One of the challenges, Tedesco said, is that her office only has jurisdiction over some of the banks' practices. For example, mutual funds sales are sold by separate subsidiaries of the banks, which fall under provincial rather than federal oversight.
Committee member Raj Grewal, Liberal MP for Brampton East, said that some banks are circumventing regulations by playing on the difference between an "adviser" and "advisor." The former falls under securities regulations, while the latter does not.
Hannah, however, dismissed the suggestion, saying there was a lot of misunderstanding around the issue.
"If you're in a regulated institution doing a regulated activity, the regulator is going to regulate you, and one vowel isn't going to change that."
The hearings are expected to stretch over three meetings of the committee.
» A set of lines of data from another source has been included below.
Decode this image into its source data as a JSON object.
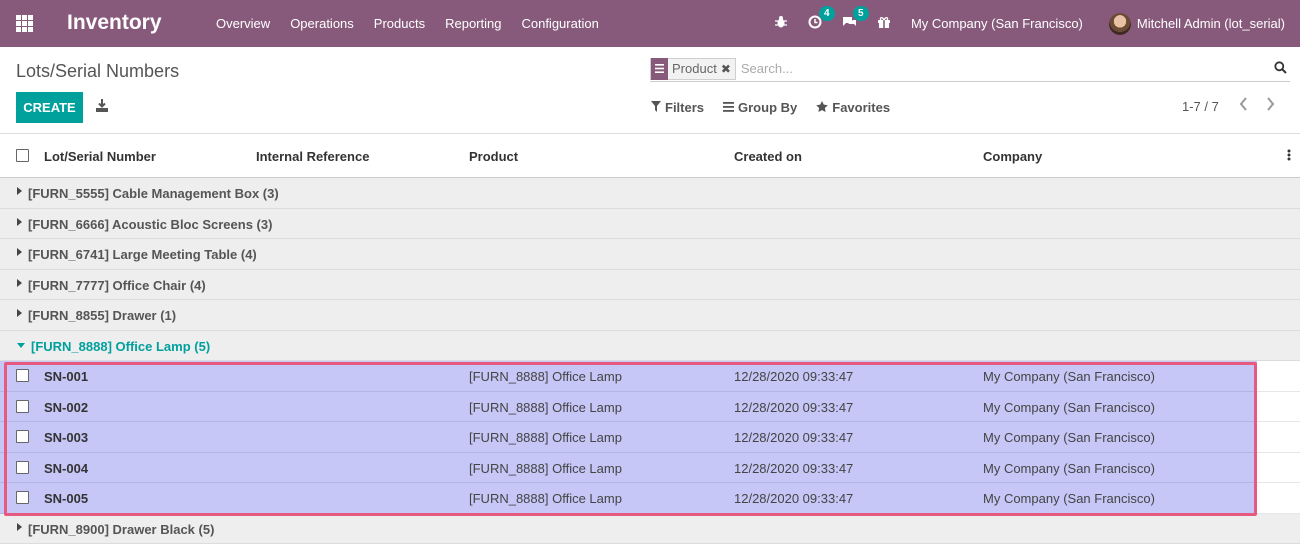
{
  "navbar": {
    "app_title": "Inventory",
    "menu": [
      "Overview",
      "Operations",
      "Products",
      "Reporting",
      "Configuration"
    ],
    "activity_count": "4",
    "messages_count": "5",
    "company": "My Company (San Francisco)",
    "user": "Mitchell Admin (lot_serial)",
    "accent": "#875a7b"
  },
  "control_panel": {
    "breadcrumb": "Lots/Serial Numbers",
    "facet_label": "Product",
    "search_placeholder": "Search...",
    "create_label": "CREATE",
    "filters_label": "Filters",
    "groupby_label": "Group By",
    "favorites_label": "Favorites",
    "pager": "1-7 / 7",
    "primary_color": "#00a09d"
  },
  "list": {
    "columns": [
      "Lot/Serial Number",
      "Internal Reference",
      "Product",
      "Created on",
      "Company"
    ],
    "groups_before": [
      "[FURN_5555] Cable Management Box (3)",
      "[FURN_6666] Acoustic Bloc Screens (3)",
      "[FURN_6741] Large Meeting Table (4)",
      "[FURN_7777] Office Chair (4)",
      "[FURN_8855] Drawer (1)"
    ],
    "open_group": "[FURN_8888] Office Lamp (5)",
    "rows": [
      {
        "lot": "SN-001",
        "product": "[FURN_8888] Office Lamp",
        "created": "12/28/2020 09:33:47",
        "company": "My Company (San Francisco)"
      },
      {
        "lot": "SN-002",
        "product": "[FURN_8888] Office Lamp",
        "created": "12/28/2020 09:33:47",
        "company": "My Company (San Francisco)"
      },
      {
        "lot": "SN-003",
        "product": "[FURN_8888] Office Lamp",
        "created": "12/28/2020 09:33:47",
        "company": "My Company (San Francisco)"
      },
      {
        "lot": "SN-004",
        "product": "[FURN_8888] Office Lamp",
        "created": "12/28/2020 09:33:47",
        "company": "My Company (San Francisco)"
      },
      {
        "lot": "SN-005",
        "product": "[FURN_8888] Office Lamp",
        "created": "12/28/2020 09:33:47",
        "company": "My Company (San Francisco)"
      }
    ],
    "groups_after": [
      "[FURN_8900] Drawer Black (5)"
    ],
    "highlight_color": "#e55a7e",
    "row_selected_color": "#c6c6f7"
  }
}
Former bank employees who have come forward are expected to testify Wednesday afternoon, while representatives of Canada's big banks are to appear the following Monday.
If, after the hearings, the committee finds that there are problems that can be addressed by government action or tighter regulations, the committee can recommend that the government take action.
Elizabeth Thompson can be reached at email@example.com